--- START ---
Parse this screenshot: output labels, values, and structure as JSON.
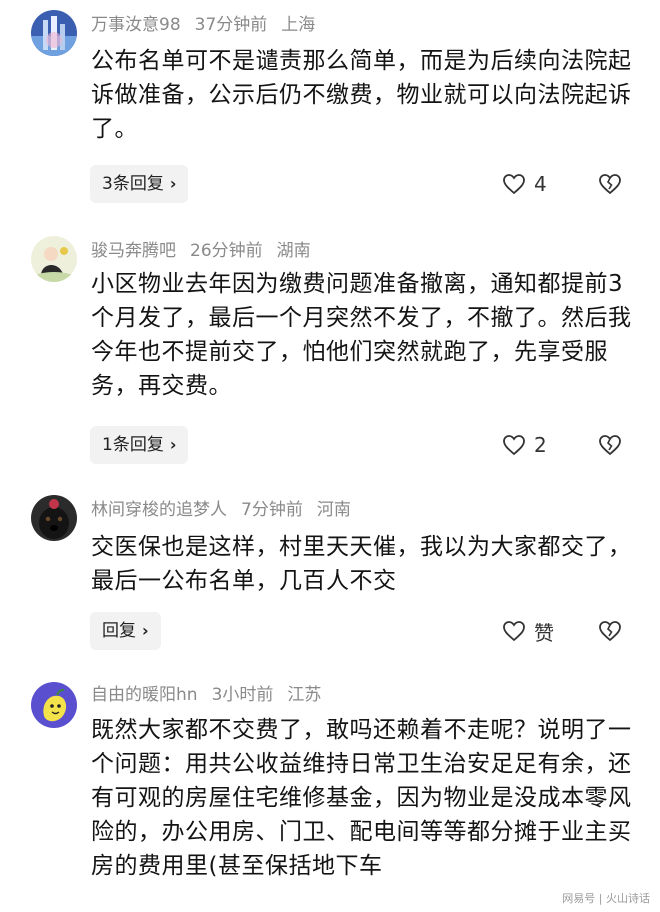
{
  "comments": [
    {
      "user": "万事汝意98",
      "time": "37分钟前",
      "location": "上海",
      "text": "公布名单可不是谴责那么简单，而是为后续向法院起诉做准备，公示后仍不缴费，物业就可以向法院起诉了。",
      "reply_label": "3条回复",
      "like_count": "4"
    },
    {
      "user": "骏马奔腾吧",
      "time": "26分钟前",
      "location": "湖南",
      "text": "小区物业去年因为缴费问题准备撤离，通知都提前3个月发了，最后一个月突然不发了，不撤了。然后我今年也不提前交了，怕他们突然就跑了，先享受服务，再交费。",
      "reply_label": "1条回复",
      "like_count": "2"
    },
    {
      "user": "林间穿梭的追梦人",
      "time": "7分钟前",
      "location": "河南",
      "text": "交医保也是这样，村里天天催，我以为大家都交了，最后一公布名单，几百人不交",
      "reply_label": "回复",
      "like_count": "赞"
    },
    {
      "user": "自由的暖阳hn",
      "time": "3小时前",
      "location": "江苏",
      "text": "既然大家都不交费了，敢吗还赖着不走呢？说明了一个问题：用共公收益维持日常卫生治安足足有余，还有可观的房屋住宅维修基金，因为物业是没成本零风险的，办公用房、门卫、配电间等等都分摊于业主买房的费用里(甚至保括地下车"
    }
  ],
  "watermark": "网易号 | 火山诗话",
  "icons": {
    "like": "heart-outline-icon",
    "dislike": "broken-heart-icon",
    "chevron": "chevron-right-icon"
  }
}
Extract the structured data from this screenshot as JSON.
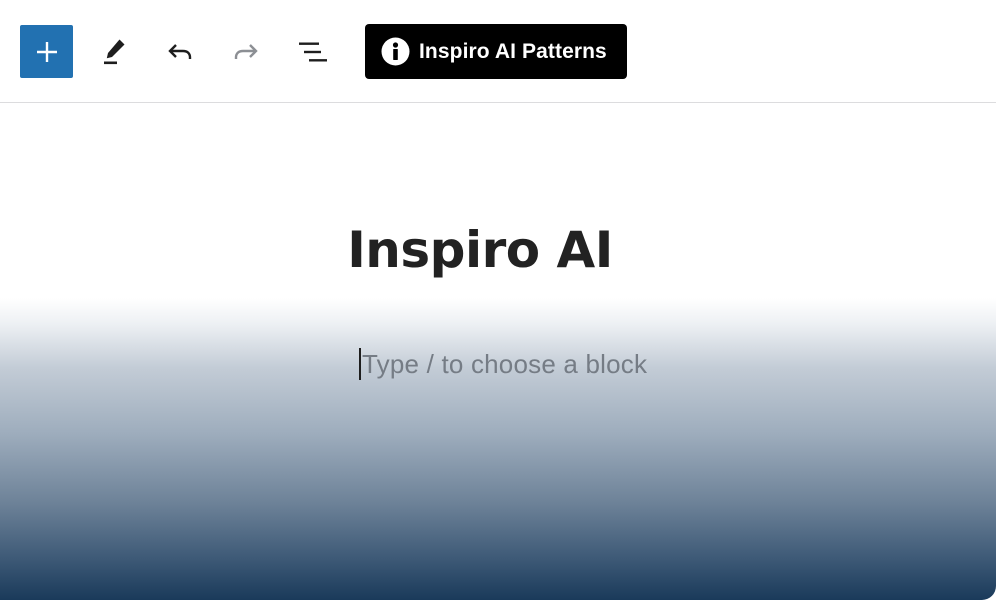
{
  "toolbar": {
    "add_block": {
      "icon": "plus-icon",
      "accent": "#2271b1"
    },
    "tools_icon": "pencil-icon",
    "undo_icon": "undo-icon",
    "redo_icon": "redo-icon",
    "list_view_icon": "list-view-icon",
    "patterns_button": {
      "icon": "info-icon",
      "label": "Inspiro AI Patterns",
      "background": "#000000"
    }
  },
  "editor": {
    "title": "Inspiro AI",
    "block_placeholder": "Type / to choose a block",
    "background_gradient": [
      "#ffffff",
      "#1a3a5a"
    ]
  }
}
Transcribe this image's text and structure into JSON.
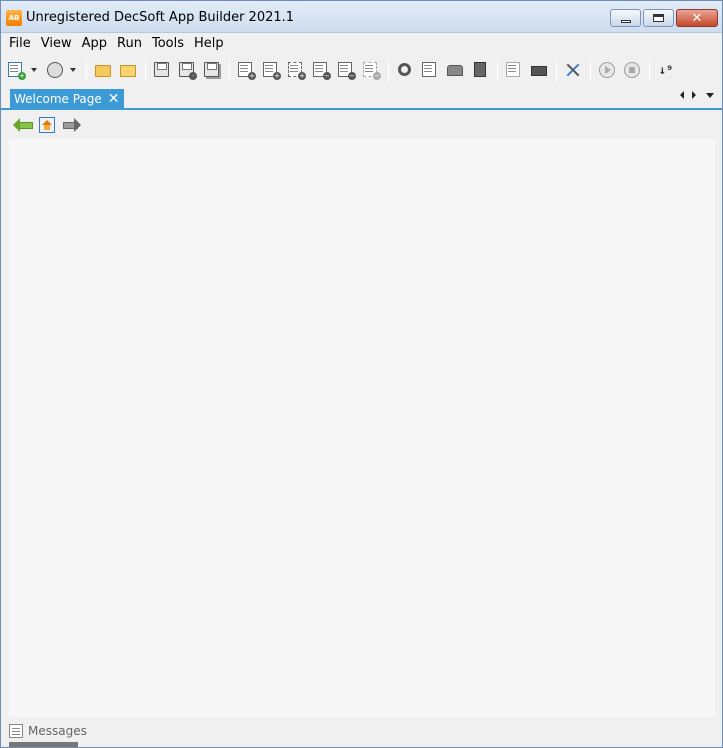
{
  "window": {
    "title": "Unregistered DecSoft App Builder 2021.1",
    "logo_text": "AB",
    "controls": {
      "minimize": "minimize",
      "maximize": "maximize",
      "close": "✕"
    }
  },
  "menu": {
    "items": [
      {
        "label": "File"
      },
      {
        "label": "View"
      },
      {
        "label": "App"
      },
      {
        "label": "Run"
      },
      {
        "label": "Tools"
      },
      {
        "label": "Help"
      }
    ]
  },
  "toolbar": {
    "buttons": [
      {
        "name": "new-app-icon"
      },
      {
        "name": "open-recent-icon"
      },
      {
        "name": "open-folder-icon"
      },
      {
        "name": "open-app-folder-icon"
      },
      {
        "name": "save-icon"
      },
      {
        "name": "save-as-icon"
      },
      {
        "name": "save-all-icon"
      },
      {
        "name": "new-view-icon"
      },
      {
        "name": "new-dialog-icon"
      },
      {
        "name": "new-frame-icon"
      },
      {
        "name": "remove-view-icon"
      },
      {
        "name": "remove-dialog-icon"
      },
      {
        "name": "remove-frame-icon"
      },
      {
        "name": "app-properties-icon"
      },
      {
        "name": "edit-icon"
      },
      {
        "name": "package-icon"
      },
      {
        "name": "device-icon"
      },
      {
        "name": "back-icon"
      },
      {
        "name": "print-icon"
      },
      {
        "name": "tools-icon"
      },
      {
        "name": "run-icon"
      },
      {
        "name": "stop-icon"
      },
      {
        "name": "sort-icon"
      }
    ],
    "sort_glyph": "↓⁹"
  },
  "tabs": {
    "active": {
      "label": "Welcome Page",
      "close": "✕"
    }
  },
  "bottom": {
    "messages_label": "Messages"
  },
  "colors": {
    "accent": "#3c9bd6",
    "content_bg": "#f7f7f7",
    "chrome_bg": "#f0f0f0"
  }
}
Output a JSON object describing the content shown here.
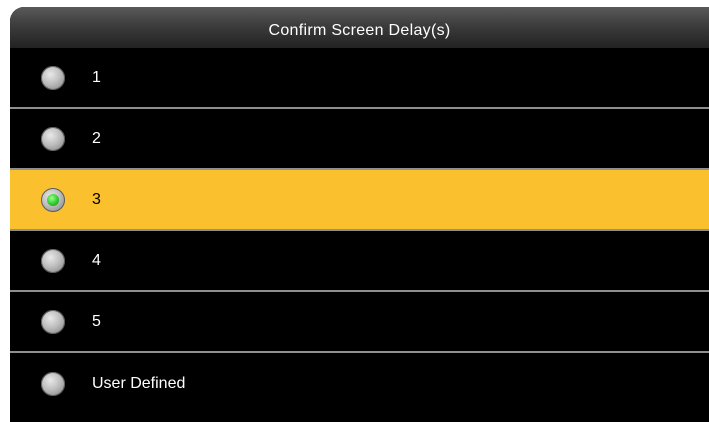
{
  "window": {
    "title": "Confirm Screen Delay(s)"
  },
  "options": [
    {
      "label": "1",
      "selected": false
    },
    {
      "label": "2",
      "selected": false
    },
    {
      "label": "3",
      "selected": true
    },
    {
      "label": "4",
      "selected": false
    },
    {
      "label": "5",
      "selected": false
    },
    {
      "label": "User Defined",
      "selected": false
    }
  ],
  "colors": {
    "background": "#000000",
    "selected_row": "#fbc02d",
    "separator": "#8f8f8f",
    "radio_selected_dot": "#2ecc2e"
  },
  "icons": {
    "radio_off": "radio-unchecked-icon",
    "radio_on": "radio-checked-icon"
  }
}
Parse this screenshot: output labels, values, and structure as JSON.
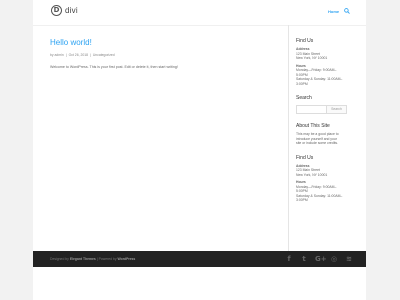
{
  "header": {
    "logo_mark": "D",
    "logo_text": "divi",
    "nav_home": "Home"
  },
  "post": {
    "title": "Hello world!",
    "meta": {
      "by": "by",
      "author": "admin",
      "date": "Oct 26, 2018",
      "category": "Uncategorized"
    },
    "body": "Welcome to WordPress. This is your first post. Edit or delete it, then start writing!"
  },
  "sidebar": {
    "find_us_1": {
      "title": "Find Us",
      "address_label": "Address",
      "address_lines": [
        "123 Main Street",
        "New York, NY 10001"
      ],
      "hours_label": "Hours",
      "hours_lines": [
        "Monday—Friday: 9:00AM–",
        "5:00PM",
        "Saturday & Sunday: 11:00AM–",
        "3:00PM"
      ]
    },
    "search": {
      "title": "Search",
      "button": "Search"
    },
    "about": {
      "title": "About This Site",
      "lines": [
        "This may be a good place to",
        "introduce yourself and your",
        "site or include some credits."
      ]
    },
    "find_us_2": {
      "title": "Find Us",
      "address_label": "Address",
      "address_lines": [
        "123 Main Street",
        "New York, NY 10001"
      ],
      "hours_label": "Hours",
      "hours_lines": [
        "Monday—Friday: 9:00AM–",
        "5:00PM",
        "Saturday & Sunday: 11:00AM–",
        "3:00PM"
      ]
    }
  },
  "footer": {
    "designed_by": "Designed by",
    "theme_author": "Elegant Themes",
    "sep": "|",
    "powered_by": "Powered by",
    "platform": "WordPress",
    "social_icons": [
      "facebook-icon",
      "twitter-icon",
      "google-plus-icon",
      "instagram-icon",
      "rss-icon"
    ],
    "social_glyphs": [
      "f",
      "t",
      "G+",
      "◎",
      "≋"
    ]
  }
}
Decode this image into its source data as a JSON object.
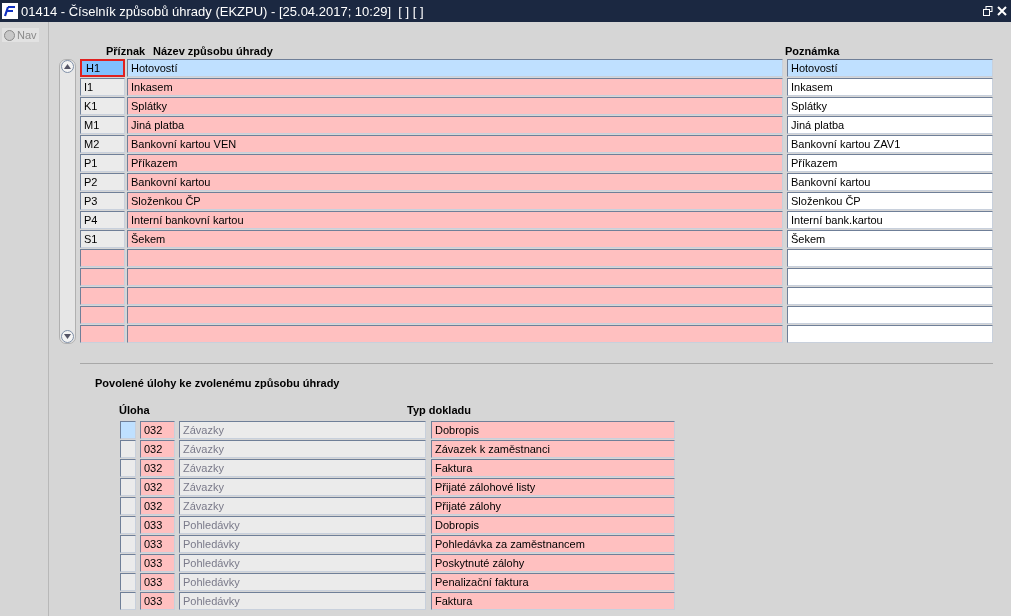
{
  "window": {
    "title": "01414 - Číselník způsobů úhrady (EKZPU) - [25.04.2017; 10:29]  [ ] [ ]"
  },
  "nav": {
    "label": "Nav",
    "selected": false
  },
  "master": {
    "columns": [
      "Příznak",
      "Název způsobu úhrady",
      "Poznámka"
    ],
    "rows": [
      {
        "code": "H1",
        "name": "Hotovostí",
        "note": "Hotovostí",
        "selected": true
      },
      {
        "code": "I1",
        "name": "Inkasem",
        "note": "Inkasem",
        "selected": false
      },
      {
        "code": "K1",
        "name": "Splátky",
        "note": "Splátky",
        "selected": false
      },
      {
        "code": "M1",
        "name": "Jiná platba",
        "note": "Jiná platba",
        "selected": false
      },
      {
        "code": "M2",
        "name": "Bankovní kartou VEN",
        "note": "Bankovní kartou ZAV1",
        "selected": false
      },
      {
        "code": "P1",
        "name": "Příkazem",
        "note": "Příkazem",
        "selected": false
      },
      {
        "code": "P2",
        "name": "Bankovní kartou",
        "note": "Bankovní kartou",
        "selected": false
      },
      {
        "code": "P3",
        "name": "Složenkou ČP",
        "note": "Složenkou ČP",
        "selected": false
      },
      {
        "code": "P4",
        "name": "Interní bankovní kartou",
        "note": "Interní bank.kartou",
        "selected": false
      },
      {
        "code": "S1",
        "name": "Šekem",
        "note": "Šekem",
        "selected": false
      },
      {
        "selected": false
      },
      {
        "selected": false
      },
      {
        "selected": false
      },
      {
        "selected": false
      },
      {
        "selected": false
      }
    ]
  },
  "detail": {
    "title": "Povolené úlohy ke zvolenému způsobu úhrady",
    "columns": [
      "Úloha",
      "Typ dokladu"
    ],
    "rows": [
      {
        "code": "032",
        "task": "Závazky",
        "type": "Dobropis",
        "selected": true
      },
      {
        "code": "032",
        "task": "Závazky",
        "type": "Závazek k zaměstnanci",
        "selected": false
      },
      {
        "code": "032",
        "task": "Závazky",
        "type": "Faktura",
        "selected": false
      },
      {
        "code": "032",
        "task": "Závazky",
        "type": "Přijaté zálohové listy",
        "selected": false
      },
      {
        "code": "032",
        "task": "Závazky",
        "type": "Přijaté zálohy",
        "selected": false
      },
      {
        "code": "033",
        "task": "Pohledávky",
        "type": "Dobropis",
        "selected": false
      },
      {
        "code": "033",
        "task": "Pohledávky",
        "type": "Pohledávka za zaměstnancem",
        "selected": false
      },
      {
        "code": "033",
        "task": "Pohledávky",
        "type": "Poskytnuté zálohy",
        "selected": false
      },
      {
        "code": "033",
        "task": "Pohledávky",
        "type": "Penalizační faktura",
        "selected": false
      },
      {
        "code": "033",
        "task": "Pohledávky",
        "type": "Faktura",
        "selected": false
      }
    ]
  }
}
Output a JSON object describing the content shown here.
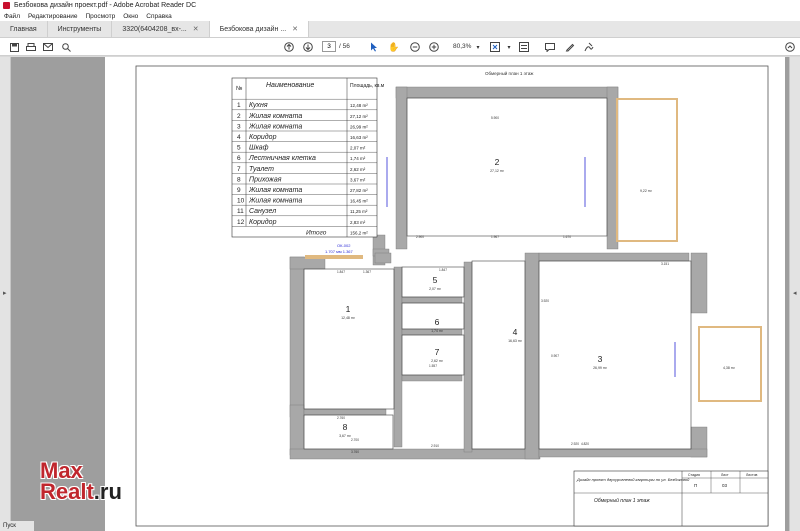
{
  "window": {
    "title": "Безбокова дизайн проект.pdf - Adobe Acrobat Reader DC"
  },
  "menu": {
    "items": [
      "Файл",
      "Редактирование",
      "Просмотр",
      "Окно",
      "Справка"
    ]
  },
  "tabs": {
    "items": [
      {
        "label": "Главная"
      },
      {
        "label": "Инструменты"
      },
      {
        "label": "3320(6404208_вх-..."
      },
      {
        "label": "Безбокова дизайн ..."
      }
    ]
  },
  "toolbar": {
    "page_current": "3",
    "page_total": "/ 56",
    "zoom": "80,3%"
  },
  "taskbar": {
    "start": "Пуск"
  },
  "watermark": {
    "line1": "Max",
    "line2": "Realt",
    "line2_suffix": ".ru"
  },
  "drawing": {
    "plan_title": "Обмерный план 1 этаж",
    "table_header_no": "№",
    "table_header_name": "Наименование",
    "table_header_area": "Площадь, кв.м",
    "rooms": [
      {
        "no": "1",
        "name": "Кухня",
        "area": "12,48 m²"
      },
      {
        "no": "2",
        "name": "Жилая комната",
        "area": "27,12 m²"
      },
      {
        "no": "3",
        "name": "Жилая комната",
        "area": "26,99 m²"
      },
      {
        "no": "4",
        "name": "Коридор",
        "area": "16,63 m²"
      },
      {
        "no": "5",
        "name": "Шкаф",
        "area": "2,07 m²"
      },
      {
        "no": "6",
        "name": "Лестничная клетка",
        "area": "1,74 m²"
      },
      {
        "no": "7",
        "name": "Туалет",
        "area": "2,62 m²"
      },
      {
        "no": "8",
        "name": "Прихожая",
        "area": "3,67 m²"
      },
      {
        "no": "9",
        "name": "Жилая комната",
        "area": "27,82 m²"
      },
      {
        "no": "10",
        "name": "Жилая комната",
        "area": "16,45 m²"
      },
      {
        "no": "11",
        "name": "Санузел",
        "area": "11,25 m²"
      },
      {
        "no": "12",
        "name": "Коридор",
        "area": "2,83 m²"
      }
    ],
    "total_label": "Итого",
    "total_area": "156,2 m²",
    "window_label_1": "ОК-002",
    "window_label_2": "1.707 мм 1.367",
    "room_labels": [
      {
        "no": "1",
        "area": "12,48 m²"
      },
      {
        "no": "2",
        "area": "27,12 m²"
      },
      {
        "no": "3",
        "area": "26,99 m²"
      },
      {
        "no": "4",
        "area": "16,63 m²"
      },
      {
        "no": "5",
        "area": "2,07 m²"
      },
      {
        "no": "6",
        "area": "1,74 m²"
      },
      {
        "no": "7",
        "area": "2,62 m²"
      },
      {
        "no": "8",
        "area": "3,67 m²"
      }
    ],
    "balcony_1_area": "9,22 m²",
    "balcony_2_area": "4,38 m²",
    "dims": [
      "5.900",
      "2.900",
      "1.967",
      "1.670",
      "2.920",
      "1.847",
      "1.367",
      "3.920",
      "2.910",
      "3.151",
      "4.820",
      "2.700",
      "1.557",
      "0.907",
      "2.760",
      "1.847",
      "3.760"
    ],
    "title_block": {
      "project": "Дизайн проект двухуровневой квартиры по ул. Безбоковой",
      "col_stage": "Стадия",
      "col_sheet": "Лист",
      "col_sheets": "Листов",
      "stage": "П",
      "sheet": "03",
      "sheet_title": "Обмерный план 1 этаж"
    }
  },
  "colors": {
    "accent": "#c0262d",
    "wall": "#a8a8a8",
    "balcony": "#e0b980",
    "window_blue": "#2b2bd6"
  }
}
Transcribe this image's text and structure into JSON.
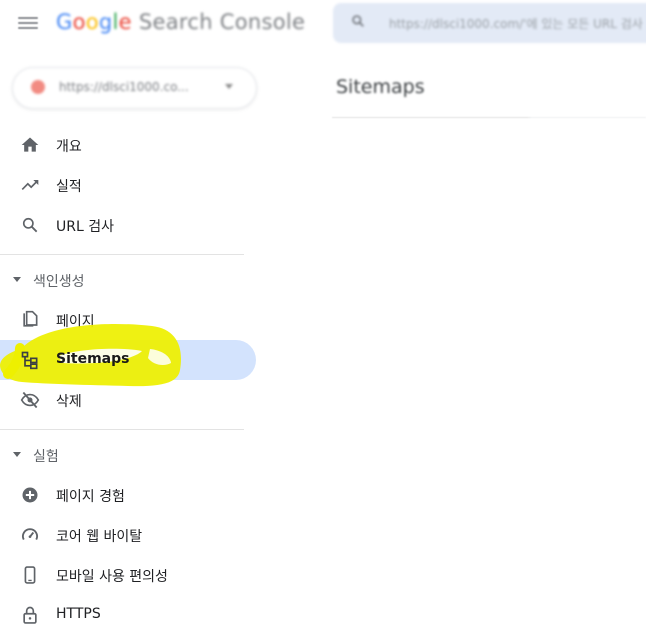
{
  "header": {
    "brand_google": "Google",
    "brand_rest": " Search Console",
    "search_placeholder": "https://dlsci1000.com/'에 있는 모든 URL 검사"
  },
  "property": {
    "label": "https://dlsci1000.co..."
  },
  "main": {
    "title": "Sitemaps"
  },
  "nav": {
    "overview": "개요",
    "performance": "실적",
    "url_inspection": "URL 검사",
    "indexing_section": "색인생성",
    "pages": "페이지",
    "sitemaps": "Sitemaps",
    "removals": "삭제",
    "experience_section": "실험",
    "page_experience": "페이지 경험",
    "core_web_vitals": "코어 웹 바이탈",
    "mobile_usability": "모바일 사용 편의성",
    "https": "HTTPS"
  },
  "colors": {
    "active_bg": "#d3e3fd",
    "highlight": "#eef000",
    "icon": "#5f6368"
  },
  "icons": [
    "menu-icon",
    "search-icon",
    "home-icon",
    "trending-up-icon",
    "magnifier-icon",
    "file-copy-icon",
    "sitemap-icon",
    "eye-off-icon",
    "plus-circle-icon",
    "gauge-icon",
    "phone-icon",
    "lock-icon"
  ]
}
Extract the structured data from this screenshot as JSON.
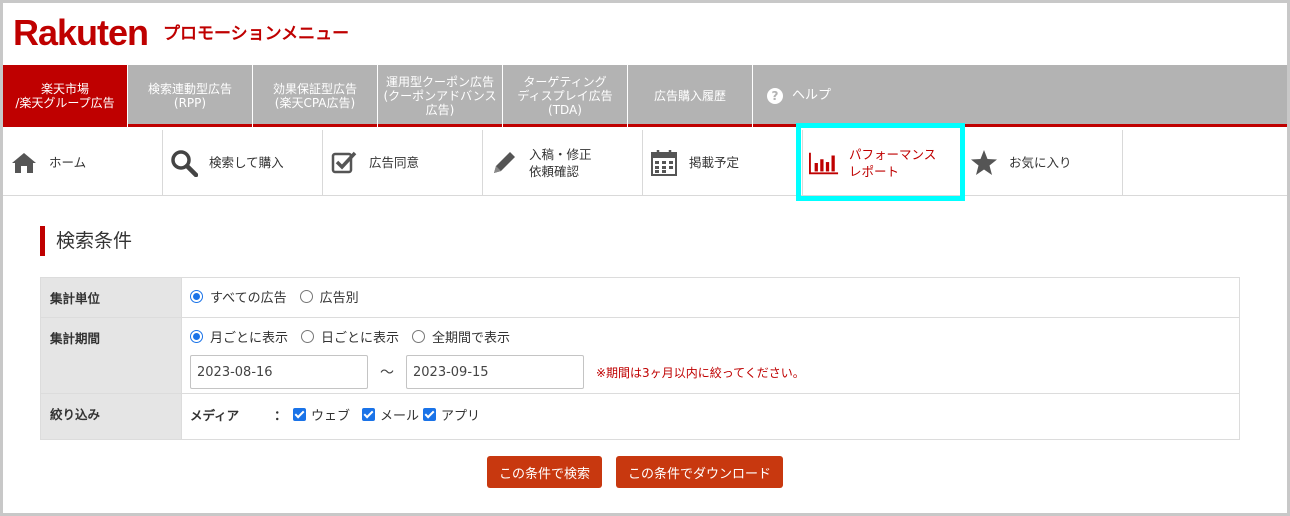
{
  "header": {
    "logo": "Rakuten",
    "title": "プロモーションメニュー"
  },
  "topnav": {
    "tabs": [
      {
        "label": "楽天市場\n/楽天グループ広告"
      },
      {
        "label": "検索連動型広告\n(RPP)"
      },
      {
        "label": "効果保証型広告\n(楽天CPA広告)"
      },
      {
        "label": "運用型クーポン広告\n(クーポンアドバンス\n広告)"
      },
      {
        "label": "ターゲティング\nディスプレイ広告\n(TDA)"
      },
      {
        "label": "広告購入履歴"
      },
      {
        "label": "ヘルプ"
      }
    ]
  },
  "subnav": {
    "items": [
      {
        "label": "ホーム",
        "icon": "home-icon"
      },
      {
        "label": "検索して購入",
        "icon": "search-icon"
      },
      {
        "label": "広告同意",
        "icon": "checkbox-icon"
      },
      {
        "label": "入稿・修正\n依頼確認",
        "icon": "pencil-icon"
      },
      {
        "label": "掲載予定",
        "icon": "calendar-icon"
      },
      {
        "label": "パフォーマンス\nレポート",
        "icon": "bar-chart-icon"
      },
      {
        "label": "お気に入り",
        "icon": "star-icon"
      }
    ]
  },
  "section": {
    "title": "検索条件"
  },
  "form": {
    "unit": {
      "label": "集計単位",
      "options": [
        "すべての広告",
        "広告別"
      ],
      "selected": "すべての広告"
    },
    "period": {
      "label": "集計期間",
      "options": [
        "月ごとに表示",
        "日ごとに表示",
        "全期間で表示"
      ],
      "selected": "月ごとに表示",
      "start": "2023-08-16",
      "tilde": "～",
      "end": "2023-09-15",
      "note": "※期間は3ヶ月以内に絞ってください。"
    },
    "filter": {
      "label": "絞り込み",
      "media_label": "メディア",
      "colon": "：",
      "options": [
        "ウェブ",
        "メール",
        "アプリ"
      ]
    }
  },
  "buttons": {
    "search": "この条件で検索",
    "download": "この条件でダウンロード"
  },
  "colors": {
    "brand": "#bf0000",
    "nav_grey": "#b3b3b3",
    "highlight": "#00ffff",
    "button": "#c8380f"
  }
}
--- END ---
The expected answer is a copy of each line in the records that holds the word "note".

        "note": "Hotovostí",
        "note": "Inkasem",
        "note": "Splátky",
        "note": "Jiná platba",
        "note": "Bankovní kartou ZAV1",
        "note": "Příkazem",
        "note": "Bankovní kartou",
        "note": "Složenkou ČP",
        "note": "Interní bank.kartou",
        "note": "Šekem",
      "note": "※期間は3ヶ月以内に絞ってください。"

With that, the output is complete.